* Task details
Count the lines in the data below that include the word "this", then state the total and nothing besides.

* Entries supplied

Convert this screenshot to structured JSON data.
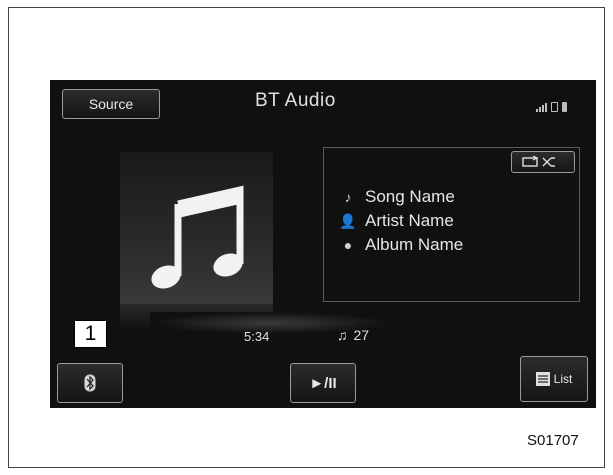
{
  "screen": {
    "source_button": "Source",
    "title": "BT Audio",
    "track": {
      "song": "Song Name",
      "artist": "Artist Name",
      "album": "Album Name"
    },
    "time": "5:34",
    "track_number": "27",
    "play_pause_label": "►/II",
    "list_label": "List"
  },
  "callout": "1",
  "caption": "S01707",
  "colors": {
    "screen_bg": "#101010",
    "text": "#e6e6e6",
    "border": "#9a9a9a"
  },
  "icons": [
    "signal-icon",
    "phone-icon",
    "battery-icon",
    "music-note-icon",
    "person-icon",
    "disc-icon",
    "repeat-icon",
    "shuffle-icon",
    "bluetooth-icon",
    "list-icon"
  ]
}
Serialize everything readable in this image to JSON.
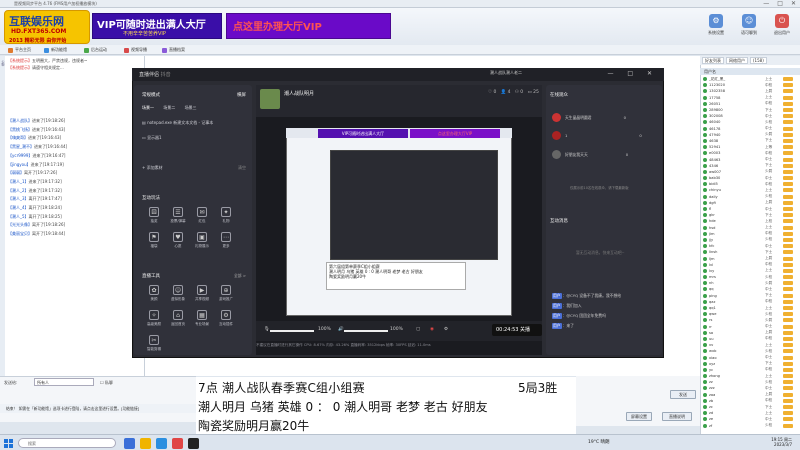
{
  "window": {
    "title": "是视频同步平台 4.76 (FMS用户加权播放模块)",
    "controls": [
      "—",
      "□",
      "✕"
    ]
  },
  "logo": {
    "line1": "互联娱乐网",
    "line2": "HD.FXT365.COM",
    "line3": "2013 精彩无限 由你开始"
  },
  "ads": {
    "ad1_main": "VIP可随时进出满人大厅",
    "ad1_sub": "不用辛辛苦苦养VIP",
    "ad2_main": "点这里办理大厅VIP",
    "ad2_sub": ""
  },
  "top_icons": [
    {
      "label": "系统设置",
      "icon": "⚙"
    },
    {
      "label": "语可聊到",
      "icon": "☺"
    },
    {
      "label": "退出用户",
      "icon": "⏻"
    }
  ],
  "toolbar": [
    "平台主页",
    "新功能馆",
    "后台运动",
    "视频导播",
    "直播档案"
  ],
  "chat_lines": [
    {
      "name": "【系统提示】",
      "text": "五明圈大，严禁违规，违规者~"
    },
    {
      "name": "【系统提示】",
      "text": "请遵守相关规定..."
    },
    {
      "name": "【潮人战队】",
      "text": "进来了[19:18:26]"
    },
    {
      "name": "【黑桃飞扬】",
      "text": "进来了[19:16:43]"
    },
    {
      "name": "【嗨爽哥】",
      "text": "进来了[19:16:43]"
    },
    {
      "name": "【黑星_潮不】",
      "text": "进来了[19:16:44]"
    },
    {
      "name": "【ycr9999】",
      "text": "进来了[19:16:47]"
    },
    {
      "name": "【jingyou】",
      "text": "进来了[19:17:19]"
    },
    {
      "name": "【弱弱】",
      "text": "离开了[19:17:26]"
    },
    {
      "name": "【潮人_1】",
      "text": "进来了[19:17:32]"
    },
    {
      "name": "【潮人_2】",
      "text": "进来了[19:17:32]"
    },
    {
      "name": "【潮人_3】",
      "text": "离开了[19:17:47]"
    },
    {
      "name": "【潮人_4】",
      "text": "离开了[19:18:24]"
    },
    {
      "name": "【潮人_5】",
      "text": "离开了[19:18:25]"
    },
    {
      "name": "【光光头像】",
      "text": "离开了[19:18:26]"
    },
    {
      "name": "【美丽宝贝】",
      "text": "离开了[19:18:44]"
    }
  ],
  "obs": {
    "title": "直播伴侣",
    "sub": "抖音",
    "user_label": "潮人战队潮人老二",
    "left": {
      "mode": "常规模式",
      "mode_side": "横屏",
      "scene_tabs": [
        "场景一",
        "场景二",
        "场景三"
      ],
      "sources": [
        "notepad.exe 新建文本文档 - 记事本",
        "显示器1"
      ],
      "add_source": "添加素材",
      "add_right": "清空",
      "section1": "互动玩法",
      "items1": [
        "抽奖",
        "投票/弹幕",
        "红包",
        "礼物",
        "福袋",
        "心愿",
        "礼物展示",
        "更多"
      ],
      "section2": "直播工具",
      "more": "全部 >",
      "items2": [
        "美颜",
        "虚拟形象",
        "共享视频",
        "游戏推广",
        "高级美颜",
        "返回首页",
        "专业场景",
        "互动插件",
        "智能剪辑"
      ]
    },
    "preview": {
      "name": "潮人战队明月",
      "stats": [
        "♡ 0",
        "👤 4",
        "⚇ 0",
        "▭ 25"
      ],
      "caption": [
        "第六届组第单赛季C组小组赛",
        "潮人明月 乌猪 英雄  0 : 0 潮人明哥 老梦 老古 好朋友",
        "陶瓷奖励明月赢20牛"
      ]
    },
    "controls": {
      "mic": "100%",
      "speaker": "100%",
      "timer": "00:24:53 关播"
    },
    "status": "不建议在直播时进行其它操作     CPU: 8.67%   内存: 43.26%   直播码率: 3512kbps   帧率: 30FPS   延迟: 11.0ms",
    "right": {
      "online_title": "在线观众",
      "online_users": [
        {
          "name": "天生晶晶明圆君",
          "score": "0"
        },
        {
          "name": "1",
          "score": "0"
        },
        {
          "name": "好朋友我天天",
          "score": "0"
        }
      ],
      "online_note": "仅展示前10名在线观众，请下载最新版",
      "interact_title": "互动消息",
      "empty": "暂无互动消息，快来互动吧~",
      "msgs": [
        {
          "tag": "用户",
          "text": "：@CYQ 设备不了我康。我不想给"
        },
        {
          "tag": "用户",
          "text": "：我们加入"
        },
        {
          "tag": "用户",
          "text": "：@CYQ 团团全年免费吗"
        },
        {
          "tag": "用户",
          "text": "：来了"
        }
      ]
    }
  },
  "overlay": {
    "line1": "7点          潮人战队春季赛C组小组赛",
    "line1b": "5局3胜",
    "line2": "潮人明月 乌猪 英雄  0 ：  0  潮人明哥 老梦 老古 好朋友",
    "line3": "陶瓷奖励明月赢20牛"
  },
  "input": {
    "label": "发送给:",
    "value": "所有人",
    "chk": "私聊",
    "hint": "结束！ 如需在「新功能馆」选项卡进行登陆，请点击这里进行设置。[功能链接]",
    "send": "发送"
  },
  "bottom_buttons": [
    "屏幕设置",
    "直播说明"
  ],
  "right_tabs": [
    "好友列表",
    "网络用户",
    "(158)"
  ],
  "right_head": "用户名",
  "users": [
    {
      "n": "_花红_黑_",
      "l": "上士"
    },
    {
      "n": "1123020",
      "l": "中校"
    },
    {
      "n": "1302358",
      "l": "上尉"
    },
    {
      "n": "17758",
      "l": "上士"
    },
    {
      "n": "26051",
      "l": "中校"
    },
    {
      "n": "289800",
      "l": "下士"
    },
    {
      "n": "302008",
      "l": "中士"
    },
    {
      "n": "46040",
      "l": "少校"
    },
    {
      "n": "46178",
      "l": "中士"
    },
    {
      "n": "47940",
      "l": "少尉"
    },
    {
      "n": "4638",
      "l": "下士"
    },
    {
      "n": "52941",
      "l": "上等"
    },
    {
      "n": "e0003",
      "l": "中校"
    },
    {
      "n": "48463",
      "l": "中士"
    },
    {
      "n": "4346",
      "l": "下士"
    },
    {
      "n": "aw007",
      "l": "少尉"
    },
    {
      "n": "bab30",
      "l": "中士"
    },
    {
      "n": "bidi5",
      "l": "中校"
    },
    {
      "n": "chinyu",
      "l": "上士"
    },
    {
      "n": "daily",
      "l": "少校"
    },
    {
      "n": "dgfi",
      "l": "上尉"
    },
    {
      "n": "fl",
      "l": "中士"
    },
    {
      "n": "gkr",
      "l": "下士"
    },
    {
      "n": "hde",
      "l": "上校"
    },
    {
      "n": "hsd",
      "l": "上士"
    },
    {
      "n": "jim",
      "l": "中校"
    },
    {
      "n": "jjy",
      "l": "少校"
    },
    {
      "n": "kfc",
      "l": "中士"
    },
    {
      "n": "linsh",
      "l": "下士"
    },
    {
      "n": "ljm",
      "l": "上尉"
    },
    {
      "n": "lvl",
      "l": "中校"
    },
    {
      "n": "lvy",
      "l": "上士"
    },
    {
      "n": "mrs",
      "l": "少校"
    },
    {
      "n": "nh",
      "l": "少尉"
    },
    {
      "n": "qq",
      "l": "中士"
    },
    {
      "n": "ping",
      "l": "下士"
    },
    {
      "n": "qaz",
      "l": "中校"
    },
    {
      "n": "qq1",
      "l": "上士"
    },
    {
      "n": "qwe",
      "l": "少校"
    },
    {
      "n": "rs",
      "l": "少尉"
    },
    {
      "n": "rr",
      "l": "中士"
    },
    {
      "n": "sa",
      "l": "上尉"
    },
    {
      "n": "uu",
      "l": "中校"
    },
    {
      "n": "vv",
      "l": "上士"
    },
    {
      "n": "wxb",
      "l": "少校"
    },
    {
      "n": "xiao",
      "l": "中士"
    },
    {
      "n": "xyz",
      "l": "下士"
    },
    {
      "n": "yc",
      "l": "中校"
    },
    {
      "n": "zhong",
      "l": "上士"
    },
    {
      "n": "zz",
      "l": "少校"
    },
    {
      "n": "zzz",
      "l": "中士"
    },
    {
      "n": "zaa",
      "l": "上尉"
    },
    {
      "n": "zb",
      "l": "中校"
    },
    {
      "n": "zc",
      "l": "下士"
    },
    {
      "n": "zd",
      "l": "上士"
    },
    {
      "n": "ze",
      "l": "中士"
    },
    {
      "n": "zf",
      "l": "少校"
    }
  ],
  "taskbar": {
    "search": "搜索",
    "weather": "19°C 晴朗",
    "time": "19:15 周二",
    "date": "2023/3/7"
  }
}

* Task response
2